(Dataset records)
══════════
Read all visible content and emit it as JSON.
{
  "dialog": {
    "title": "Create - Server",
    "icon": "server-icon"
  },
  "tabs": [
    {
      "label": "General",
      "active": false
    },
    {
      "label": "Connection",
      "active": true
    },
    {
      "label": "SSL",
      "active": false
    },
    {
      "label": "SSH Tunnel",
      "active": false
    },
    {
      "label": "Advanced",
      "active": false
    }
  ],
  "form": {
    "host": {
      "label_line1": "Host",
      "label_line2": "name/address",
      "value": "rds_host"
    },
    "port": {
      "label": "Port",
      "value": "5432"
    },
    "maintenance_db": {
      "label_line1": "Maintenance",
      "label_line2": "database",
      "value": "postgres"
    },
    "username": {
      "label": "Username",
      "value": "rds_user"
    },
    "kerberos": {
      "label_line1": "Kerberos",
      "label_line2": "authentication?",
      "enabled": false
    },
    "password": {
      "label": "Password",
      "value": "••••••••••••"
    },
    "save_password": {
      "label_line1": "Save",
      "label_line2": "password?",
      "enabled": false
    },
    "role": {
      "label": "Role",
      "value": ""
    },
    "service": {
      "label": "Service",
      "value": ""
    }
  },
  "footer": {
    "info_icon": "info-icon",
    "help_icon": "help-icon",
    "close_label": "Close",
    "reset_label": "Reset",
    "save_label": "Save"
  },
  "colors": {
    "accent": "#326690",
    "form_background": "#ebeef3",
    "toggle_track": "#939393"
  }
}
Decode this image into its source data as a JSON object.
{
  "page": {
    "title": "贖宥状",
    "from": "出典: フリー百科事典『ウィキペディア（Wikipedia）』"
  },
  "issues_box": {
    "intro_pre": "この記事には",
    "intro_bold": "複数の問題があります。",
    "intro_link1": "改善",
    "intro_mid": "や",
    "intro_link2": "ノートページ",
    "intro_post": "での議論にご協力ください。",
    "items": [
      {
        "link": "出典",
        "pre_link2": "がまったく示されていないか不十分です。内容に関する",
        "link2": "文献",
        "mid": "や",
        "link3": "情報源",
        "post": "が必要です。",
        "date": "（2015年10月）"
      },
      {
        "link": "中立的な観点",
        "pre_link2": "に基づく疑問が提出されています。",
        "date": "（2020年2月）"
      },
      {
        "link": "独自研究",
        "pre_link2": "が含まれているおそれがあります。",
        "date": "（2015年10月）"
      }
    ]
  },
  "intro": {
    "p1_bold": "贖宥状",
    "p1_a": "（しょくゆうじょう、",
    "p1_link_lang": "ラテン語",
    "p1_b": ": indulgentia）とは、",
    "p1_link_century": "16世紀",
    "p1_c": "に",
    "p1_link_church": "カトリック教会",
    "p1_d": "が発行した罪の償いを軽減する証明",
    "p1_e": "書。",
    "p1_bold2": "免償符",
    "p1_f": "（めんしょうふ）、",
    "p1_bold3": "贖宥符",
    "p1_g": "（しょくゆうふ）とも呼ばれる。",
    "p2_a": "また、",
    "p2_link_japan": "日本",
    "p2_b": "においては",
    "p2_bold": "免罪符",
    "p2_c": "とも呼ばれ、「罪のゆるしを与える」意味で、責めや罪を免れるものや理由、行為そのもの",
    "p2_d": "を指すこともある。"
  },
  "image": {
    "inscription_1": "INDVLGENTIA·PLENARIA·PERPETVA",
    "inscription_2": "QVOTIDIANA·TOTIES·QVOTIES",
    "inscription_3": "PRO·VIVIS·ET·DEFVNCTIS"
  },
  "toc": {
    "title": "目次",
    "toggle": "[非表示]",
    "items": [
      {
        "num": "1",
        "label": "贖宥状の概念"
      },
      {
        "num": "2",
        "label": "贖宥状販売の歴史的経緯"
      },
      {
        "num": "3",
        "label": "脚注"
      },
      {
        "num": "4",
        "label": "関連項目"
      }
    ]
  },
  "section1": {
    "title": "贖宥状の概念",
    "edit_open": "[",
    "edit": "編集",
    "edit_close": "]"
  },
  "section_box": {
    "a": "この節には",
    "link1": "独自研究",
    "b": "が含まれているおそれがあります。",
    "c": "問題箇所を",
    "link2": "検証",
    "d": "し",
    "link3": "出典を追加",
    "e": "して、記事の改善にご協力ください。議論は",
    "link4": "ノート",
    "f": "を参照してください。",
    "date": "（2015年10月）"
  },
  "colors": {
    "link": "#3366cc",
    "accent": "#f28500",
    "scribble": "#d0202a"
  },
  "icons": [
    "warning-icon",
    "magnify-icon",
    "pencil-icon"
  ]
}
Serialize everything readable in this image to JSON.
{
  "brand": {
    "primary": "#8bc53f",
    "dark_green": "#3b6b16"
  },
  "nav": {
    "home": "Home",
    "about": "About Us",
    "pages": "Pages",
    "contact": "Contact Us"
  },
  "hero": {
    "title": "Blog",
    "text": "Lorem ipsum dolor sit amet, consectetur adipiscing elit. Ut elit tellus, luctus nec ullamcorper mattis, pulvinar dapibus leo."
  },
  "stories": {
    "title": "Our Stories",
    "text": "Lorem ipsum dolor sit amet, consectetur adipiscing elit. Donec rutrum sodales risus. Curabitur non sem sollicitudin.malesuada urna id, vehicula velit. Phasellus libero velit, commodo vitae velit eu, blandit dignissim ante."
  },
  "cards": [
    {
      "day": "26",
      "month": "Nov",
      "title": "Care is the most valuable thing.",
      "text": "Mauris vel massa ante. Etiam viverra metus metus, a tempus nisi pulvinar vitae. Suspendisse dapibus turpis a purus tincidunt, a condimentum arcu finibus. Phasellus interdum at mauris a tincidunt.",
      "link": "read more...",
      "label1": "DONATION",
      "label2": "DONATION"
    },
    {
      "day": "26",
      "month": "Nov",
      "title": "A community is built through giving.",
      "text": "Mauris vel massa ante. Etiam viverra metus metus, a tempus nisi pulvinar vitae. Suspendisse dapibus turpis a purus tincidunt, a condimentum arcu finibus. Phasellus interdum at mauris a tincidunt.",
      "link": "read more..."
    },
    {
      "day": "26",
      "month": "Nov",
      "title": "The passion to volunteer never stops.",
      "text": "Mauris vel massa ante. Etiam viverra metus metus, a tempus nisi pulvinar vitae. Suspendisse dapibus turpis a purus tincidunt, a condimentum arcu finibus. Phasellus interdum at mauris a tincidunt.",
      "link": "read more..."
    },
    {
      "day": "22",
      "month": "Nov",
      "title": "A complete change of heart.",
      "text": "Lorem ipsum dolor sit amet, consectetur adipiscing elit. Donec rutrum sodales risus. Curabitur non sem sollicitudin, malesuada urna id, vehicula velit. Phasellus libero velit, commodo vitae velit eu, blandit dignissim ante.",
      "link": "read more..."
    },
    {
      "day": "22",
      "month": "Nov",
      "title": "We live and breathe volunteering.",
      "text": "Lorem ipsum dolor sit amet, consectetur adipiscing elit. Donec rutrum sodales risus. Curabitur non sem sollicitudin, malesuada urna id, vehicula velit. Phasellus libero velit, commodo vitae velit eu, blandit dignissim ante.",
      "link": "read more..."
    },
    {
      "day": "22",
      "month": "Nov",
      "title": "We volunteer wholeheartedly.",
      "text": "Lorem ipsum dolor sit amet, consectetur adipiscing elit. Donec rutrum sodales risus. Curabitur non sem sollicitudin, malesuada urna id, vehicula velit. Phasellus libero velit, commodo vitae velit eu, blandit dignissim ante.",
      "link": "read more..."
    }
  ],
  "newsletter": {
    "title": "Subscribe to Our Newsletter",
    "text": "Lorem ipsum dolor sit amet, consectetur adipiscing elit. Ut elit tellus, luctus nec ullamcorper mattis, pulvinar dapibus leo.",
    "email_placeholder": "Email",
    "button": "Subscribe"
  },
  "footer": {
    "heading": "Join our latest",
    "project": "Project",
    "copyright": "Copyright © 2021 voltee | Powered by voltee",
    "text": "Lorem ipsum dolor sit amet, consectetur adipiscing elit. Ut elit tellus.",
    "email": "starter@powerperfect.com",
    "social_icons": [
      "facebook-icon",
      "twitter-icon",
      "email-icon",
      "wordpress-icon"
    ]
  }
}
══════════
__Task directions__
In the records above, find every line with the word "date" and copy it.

__Problem solution__
        "date": "（2015年10月）"
        "date": "（2020年2月）"
        "date": "（2015年10月）"
    "date": "（2015年10月）"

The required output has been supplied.